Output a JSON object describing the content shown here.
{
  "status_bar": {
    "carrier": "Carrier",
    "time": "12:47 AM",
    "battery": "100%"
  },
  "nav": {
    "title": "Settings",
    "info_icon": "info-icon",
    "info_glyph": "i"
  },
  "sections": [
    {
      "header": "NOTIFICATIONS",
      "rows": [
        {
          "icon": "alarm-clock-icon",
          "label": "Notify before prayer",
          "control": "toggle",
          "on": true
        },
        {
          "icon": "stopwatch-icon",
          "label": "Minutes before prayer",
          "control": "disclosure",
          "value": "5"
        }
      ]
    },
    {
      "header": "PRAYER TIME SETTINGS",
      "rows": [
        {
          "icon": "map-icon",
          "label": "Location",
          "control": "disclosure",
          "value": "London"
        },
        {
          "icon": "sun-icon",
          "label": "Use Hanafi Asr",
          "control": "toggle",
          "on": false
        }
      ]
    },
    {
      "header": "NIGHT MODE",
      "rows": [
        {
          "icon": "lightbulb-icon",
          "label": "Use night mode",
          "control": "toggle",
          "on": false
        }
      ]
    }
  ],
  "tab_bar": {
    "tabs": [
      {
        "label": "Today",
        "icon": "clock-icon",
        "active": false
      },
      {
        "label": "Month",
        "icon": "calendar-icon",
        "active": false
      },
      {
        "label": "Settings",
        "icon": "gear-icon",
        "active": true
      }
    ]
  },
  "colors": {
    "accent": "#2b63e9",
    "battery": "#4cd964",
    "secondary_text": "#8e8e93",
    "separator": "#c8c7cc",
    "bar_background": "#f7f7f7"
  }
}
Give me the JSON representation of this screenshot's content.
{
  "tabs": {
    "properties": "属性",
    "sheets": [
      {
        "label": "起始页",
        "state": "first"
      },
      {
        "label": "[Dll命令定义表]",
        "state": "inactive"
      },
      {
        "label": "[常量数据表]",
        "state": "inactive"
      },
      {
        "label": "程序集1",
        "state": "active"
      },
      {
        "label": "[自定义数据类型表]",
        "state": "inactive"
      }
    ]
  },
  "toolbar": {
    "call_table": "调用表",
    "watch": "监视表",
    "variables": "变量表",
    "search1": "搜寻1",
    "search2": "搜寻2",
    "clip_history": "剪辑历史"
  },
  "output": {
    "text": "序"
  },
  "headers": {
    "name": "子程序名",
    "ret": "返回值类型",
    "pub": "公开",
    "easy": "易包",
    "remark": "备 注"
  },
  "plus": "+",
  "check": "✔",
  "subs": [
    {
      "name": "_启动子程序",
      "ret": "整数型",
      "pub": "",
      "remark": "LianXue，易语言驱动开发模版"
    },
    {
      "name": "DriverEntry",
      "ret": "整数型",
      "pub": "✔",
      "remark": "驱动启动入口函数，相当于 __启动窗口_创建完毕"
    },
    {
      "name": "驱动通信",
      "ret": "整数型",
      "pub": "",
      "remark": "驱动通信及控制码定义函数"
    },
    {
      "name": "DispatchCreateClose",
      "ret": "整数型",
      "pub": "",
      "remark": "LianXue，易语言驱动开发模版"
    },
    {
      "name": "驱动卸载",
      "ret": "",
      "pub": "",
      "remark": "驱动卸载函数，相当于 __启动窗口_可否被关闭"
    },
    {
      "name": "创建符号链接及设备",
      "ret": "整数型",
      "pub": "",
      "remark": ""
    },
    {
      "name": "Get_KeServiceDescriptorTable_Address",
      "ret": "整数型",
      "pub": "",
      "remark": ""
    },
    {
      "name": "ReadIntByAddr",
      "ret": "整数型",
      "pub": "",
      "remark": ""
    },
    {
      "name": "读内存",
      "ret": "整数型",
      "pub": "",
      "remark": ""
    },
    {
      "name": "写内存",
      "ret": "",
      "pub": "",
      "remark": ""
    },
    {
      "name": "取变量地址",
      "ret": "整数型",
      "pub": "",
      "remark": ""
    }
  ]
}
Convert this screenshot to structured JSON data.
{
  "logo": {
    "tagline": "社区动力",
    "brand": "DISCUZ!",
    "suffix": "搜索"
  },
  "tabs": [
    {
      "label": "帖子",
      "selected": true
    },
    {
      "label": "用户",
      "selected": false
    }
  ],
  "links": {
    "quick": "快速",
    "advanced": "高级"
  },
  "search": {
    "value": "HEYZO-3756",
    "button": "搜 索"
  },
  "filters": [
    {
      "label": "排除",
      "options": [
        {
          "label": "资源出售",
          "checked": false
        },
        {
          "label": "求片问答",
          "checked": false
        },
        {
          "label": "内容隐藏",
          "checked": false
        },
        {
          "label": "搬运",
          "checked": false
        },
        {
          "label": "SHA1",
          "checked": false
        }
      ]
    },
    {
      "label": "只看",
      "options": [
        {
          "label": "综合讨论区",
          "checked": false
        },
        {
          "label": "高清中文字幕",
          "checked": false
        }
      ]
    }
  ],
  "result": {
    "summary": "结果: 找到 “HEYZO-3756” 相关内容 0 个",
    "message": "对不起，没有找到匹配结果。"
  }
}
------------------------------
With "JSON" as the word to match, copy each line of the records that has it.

Solution →
Output a JSON object describing the content shown here.
Give me the JSON representation of this screenshot's content.
Convert this screenshot to structured JSON data.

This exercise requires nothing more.